Why would an animal get wasted in the wild? The simple answer – because it can. Intoxicating substances are much more abundant than one might imagine.  

Think of all the fruit-bearing plants out there! These fruits will ripen, fall to the ground and start fermenting. At some point they will become desirable, fermented aromatic, juicy, sugary, cocktail portions. That of course, is a trick employed by plants to lure innocent animals to consuming these fruits. By doing so, the animal ends up spreading the seeds hidden in or on said fruit and helps the plant propagation. The nutrients (and may be the extra kick) of those fermented goods is the nutritious reward for the animals for spreading the seeds.

If you are curious about plant propagation see my previous post – here.

Microorganisms - the ultimate barmen of the wild

If it was not fro bacteria, fungi and yeast, fermentation wouldn’t have occurred. Fermentation is the enzymatic breakdown of sugars to simpler chemicals. Often this leads to the production of alcohols or other organic compounds. The ultimate goal of the fermenting organisms is to convert the energy stored in sugars to energy they can use in their own cells. Sometimes, the process of fermentation yields something desirable for humans too.
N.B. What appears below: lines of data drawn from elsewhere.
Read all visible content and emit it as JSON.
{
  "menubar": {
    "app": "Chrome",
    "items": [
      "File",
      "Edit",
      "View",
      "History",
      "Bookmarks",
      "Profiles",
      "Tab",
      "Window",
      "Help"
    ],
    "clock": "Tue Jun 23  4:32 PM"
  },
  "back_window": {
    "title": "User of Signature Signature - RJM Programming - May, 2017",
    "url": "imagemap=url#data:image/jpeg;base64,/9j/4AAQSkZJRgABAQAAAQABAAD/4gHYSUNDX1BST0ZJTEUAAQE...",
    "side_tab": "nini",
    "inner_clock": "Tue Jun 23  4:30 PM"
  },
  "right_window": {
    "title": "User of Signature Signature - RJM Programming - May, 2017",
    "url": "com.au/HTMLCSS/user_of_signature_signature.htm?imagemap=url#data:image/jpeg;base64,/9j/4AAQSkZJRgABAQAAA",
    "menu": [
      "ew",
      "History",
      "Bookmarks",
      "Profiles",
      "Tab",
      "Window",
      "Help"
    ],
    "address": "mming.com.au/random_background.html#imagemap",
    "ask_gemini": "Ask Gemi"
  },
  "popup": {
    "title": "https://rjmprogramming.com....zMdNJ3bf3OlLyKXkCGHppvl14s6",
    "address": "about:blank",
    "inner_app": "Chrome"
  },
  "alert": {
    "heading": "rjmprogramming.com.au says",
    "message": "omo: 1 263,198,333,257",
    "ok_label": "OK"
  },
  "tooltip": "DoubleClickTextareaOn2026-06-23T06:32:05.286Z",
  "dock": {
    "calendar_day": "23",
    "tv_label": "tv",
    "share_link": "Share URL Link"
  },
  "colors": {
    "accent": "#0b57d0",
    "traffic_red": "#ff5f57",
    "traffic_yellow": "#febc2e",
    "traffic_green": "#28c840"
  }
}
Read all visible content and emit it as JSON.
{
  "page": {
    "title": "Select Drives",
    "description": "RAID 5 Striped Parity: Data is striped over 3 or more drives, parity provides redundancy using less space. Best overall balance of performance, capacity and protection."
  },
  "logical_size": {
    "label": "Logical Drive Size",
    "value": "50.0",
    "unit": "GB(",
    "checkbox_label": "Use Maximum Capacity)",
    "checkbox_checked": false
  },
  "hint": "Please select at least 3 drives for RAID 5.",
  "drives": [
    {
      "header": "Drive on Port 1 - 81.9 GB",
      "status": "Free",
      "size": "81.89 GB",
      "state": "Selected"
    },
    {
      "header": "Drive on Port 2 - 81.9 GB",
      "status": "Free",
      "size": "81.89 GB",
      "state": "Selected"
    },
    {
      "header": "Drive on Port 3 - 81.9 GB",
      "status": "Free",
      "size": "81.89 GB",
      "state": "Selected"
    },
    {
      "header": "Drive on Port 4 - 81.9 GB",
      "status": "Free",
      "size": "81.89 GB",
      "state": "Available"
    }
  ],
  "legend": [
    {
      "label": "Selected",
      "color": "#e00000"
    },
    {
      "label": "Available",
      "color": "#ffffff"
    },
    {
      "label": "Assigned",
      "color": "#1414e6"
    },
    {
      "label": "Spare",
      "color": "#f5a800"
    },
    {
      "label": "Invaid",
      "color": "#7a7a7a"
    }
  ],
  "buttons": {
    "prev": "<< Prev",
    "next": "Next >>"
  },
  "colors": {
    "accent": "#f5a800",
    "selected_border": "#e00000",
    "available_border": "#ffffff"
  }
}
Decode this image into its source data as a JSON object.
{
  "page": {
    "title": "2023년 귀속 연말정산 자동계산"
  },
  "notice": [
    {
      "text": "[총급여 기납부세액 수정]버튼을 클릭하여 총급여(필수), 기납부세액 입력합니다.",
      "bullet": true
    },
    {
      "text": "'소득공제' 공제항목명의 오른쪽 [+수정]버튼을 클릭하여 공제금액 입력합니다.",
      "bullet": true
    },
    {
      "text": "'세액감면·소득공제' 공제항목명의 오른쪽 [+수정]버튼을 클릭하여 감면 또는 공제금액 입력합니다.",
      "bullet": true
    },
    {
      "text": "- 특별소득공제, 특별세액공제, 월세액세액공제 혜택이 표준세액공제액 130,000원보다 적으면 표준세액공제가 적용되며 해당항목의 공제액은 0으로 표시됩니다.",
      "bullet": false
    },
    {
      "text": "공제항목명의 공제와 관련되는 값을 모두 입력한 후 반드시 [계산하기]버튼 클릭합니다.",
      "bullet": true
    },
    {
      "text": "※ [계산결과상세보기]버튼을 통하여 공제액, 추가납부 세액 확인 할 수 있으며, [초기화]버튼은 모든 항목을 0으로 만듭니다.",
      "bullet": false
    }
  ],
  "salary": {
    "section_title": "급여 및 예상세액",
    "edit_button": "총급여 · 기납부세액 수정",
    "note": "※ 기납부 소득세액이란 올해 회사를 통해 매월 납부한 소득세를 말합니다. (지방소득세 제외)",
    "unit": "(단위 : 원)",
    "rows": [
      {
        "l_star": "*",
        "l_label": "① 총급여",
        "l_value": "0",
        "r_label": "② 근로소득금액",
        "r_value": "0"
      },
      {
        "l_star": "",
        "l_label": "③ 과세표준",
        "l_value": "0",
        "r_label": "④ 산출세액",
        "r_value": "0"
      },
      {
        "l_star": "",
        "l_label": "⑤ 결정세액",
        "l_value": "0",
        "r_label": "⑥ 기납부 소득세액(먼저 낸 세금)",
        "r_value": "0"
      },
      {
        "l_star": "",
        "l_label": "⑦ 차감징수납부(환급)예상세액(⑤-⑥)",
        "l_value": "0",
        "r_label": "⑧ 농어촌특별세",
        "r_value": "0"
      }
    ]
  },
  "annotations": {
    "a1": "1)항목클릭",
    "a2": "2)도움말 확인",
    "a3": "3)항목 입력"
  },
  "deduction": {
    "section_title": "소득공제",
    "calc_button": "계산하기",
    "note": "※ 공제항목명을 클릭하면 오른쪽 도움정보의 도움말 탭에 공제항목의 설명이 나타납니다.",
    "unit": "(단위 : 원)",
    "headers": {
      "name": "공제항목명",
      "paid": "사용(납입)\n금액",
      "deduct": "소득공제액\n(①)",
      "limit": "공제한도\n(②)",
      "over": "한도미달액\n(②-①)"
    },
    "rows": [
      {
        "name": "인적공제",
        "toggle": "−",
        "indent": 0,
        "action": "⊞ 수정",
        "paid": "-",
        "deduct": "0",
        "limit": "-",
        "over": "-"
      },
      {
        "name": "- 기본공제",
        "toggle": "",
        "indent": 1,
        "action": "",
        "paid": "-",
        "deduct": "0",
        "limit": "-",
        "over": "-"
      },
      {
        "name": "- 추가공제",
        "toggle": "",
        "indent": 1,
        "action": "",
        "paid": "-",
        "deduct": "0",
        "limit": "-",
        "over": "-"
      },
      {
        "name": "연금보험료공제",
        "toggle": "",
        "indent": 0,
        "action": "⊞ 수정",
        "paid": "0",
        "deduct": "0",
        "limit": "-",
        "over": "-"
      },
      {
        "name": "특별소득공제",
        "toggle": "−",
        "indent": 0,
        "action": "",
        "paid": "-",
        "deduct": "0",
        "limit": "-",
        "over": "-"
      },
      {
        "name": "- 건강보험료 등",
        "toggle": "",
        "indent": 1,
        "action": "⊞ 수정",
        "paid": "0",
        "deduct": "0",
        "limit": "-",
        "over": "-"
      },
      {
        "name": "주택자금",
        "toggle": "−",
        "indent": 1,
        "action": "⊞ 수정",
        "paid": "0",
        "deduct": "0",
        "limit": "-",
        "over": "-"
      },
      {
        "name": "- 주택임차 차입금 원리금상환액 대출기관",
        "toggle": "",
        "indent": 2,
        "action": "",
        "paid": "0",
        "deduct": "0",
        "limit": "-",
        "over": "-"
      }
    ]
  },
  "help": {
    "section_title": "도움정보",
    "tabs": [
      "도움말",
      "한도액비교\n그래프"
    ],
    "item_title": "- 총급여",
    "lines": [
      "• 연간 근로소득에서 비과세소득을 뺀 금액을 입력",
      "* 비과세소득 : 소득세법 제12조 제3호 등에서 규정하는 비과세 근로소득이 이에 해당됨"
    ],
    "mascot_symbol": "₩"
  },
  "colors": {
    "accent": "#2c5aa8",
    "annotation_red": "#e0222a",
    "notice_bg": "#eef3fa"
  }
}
Products of fermentation which we enjoy and have improved over the centuries are wine, cheese, cider, beer or yogurt, to name a few.

Here’s a list of some of the most foul smelling foods.
Sometimes, products of fermentation can also be toxic compounds. This depends on the microorganisms which are at work. Thus, “not all that’s alcoholic is drinkable”. 

Party like an animal - but which one?

Plenty of animals fall for the fermented fruit trap. Some do get drunk, others can hold their fruits much better:

Animal addicts

Next to the drinking, some animals abuse other substances with different effects – drugs. 

One story tells of dolphins getting high on the poison of puffer fish, which can be toxic in very small amounts.

Some “living on the edge” caterpillars feed only on the leaves of the coca plant. It shouldn’t come as a surprise that their mature forms – the Eloria noyesi moths, are colloquially known as the coca tussock moth.

Dogs, on the other hand, if they get the chance are absolutely crazy for the bufotoxin. This is toxin secreted as a defense mechanism by the cane toad and acts as a strong hallucinogen. It is also a powerful toxin though, so it can quickly have a dog overdosing.

Whether any of these animals gets high on purpose or not, is still a matter of scientific debate. 

The ugly underbelly of animal substance abuse

One case when  for sure animals don’t get intoxicated on purpose is when they are exposed to toxins used by humans. Such substances which they normally would not be exposed to in the wild.

Pesticides and other chemicals are used in agriculture to control pests and protect crops and secure our food supply. Unfortunately, while intended to control the populations of pests, some chemicals are not exclusive enough.  They are also ingested by other non-pest animals too.


Pesticides are used in conventional, organic and biotech farming. This is how animal intoxication becomes serious and not at all funny, costing lives and potentially harming whole animal populations. 

This is also the reason why pesticide regulation is increasing. Also,  both animal and human non-toxicity proofs become a very strict rule, before such product is approved for use. 

On the page of the European Commission, for example, you can find more info on how this testing, evaluation and approval is done.

For animals, as for humans, the silver lining is that in moderation things can be enjoyed for their weird effects, if that’s what you are after. The bottom line is though, both animals and humans should always be careful and beware of the pink elephants!